In my kitchen, I alphabetized my spices. I established a baking center, a cooking center, and a table-setting center. I designated and labeled the kitchen utensil drawers by frequency of use: the FUU drawer for Frequently Used Utensils, the LFUU for Less Frequently Used Utensils, and the SUU drawer for Seldomly Used Utensils. Heaven help the kitchen helper who didn’t know which utensils belonged where!

I had gone from organizational misery to organizational mania. I was addicted to order. My family worried where it would all end. When I began referring to my children by their chores and responsibilities—Cat Box Boy, Dishwasher Girl, and Garbage Can Baby—the family staged an intervention.

They cornered me one night in the family room.

Cat Box Boy let me have it. “I am not just a ‘pooper scooper’! I am a human being!”

Dishwasher Girl informed me, “We are more than our chores!”

And Garbage Can Baby cried, “Mommy! Don’t call me that!”

Even Terry said I was driving him crazy cleaning up after him. “Can’t you just relax a little, honey? I think you’re going just a tad overboard with this whole thing . . . Hey, I wasn’t done wearing those shoes! Put them back on my feet!”

They were right. I’d gone way too far. I’d come to love the daily fix that being organized gave me. I had gotten to the point where I didn’t care what was going on in my life, in my head, or in my heart as long as the house was neat and clean. That’s all that seemed to matter.

But more mattered. My family’s feelings mattered. My own feelings mattered. What God thought mattered. It was time to stop the madness. I realized I’d been wearing myself out trying to get my act together. I realized that God had something different in mind, something that saner people might call “balance.”

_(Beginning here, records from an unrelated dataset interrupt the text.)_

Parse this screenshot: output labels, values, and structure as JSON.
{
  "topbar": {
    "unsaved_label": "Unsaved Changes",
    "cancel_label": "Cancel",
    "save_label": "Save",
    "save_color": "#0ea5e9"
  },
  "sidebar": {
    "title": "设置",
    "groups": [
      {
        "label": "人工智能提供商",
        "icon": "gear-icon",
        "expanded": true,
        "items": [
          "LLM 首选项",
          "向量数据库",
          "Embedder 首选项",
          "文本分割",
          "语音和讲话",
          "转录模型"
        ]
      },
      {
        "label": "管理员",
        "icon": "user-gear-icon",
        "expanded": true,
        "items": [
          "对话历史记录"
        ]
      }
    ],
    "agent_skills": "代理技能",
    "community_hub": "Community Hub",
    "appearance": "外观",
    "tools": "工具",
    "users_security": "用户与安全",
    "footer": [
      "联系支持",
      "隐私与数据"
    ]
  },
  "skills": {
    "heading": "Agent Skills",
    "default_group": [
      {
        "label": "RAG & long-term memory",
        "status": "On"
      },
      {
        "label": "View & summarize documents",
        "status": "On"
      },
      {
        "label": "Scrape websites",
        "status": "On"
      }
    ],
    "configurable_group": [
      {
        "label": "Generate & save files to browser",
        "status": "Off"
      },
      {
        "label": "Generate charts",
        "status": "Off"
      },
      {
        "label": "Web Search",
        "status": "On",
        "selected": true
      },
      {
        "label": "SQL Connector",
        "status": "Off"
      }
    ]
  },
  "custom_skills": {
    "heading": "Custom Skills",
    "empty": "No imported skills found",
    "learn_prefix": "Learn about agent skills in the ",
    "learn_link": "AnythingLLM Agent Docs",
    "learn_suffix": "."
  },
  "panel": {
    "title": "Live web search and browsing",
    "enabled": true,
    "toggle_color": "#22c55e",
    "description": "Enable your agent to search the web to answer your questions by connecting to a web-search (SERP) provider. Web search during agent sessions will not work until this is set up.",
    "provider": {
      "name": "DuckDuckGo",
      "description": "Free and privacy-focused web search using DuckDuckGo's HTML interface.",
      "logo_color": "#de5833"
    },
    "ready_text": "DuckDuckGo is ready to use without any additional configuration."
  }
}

I found the balance I needed in Luke 10:38–42, where Jesus spends time with two sisters. Sister Mary seems to be like me—a blobs-and-splashes kind of woman. The other, Martha, seems to be a bit more of the rows-and-columns type. Jesus tells the organized one, “You are worried and upset about many things, but only one thing is needed.”

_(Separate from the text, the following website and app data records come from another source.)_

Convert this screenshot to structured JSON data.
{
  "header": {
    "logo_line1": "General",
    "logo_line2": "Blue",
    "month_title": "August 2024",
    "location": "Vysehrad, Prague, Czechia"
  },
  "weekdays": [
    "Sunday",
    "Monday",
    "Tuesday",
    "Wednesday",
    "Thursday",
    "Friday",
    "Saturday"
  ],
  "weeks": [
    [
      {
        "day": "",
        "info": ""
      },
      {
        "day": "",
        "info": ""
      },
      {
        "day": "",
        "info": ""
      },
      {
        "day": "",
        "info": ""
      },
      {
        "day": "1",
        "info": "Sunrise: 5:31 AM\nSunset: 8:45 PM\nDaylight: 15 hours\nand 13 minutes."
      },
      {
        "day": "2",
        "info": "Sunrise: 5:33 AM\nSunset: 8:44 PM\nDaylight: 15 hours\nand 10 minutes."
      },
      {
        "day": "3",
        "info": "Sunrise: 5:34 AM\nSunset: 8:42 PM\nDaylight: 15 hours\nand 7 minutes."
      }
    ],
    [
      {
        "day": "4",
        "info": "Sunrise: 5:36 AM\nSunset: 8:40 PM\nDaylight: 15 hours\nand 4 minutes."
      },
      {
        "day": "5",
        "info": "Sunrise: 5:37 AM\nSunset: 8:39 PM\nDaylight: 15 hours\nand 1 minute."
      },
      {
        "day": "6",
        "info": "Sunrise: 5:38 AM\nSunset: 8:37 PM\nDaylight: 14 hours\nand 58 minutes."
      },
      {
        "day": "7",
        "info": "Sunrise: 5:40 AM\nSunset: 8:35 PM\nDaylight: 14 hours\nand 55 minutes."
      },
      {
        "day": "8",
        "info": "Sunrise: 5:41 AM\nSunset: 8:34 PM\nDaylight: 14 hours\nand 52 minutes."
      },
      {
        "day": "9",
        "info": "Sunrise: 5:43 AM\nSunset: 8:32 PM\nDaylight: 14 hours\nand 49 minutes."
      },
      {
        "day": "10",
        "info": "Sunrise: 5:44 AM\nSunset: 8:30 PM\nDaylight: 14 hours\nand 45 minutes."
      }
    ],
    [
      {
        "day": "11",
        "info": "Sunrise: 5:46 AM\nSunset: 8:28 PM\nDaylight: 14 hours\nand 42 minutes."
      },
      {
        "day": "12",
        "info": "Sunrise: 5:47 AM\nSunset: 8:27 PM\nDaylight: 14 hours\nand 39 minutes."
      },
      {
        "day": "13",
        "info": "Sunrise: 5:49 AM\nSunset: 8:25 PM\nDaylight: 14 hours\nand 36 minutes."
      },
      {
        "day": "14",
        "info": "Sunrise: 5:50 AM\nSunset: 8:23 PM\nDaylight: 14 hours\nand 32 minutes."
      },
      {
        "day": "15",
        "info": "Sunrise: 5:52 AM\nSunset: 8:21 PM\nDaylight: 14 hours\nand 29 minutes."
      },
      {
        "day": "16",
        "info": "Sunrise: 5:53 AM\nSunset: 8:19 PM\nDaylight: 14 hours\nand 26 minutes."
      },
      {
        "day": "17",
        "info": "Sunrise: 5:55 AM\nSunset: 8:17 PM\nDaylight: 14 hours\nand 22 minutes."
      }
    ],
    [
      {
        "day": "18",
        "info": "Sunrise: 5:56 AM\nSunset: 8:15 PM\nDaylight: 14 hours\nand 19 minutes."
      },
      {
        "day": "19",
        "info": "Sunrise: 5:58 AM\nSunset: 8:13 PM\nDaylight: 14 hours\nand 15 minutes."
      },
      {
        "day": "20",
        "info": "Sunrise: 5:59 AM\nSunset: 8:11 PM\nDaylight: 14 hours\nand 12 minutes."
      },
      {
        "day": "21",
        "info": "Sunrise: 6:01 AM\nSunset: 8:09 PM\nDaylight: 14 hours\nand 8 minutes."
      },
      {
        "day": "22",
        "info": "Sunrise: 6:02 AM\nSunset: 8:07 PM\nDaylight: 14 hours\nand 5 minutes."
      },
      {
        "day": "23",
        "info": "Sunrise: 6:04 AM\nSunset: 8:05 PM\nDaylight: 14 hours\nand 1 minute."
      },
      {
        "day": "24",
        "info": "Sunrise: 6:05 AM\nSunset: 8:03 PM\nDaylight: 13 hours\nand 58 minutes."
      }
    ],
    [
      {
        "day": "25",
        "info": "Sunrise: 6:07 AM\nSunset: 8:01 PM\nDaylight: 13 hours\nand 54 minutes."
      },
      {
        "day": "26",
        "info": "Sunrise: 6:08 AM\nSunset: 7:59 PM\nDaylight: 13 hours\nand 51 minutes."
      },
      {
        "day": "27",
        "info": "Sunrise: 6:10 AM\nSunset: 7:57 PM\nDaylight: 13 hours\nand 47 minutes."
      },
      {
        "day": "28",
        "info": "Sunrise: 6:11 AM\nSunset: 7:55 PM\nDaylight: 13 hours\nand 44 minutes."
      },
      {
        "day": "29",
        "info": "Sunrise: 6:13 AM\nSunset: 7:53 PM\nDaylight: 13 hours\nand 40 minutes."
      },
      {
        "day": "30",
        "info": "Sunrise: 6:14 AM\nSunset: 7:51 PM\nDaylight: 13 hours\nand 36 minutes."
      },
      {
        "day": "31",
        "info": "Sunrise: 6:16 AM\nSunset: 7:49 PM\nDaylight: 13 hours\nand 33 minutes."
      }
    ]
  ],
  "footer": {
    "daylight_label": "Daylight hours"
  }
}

Only one thing. I started to get the message. Spending time with God was what really mattered. Maybe if I let him clean up my life from the inside out first, the rest of my stuff would fall into place. Maybe.

I want to be organized, but I don’t want the nagging of my to-do list to drown out his voice inviting me to sit at his feet and learn from him. “Come to me,” he says, “all you who are weary and burdened, and I will give you rest” (Matthew 11:28).

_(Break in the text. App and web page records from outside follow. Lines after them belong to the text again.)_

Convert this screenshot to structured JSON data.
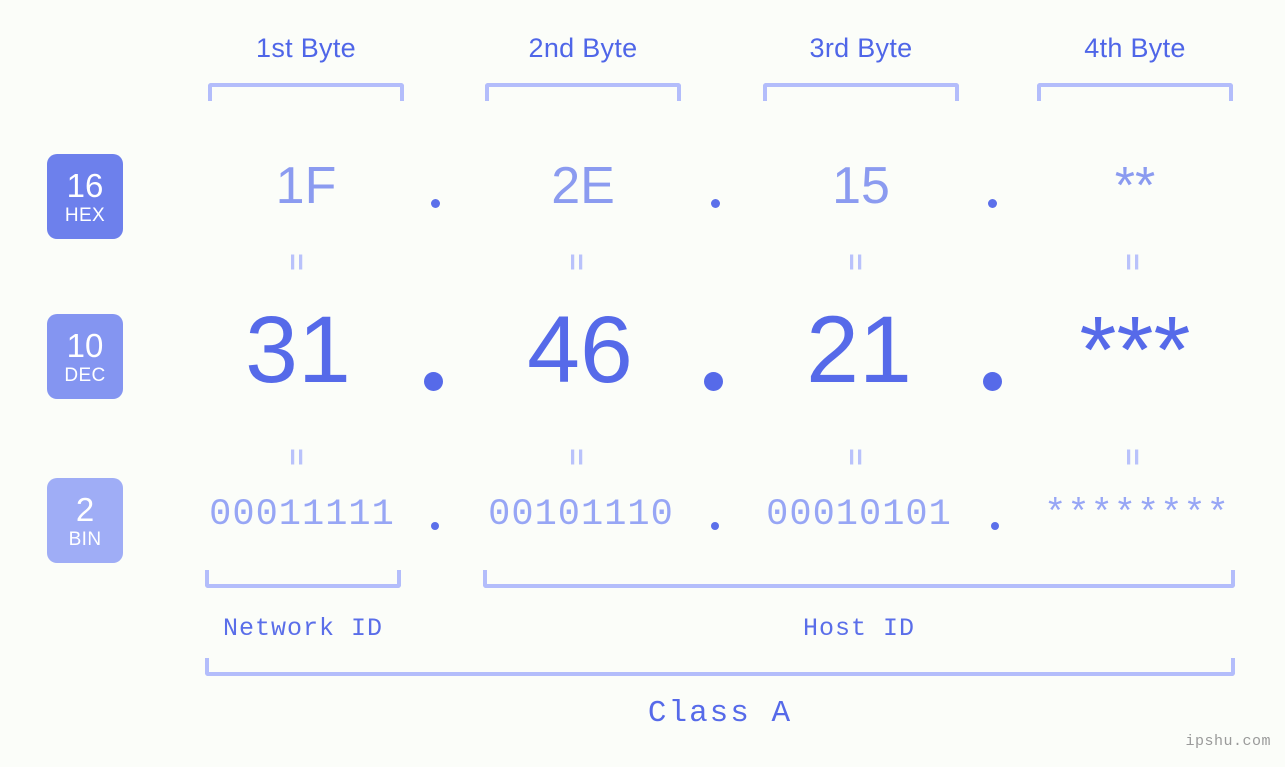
{
  "page": {
    "background": "#fbfdf9",
    "accent": "#566ae9",
    "accent_light": "#b3bdfb",
    "watermark": "ipshu.com"
  },
  "headers": [
    {
      "label": "1st Byte"
    },
    {
      "label": "2nd Byte"
    },
    {
      "label": "3rd Byte"
    },
    {
      "label": "4th Byte"
    }
  ],
  "rows": [
    {
      "base": "16",
      "base_name": "HEX",
      "badge_color": "#6d80ec",
      "values": [
        "1F",
        "2E",
        "15",
        "**"
      ]
    },
    {
      "base": "10",
      "base_name": "DEC",
      "badge_color": "#8495f1",
      "values": [
        "31",
        "46",
        "21",
        "***"
      ]
    },
    {
      "base": "2",
      "base_name": "BIN",
      "badge_color": "#9fadf6",
      "values": [
        "00011111",
        "00101110",
        "00010101",
        "********"
      ]
    }
  ],
  "separators": {
    "hex": [
      ".",
      ".",
      "."
    ],
    "dec": [
      ".",
      ".",
      "."
    ],
    "bin": [
      ".",
      ".",
      "."
    ]
  },
  "equals_marker": "=",
  "segments": [
    {
      "label": "Network ID"
    },
    {
      "label": "Host ID"
    }
  ],
  "class": {
    "label": "Class A"
  }
}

I hear that invitation even a little more personally: “Come to me, all you harassed and harried, all you confused and cluttered, all you running and ragged, all you messy and meandering. Take a load off. Put your feet up.”

I want to be organized, not as an end in itself, but to give me time for the really important things in life. There is a system, I’m learning, that keeps things in better balance and keeps life orderly “enough.” A system that puts first things first. A system that allows time for doing what God put me here to do and allows plenty of time for what really matters.

Time for hugging. Time for celebrating the love of God, family, and friends. Time for laughing.

I laughed the other day, realizing that as organized as I’m learning to be, no system is foolproof. My friend Kathy, the church librarian, sent me an overdue notice from the church library. She added a personal note: “You checked this book out six months ago. Do you still have it, or is it lost?” I didn’t have a clue.

The name of the overdue book? It was the sidetracked sisters’ sequel: Get Your Act Together!

Seek first his kingdom and his righteousness, and all these things will be given to you as well. —Matthew 6:33

points to ponder

1. Are you more of a rows-and-columns woman or a blobs-and-splashes gal? Explain. How has your personal style helped or hindered your ability to keep your life on track?

2. How do you stay organized? What works for you? What needs changing?

3. “Only one thing is needed,” Jesus said. How do you think your life would change if you focused on the one thing Jesus says we need? What other “needed” things keep you from doing that?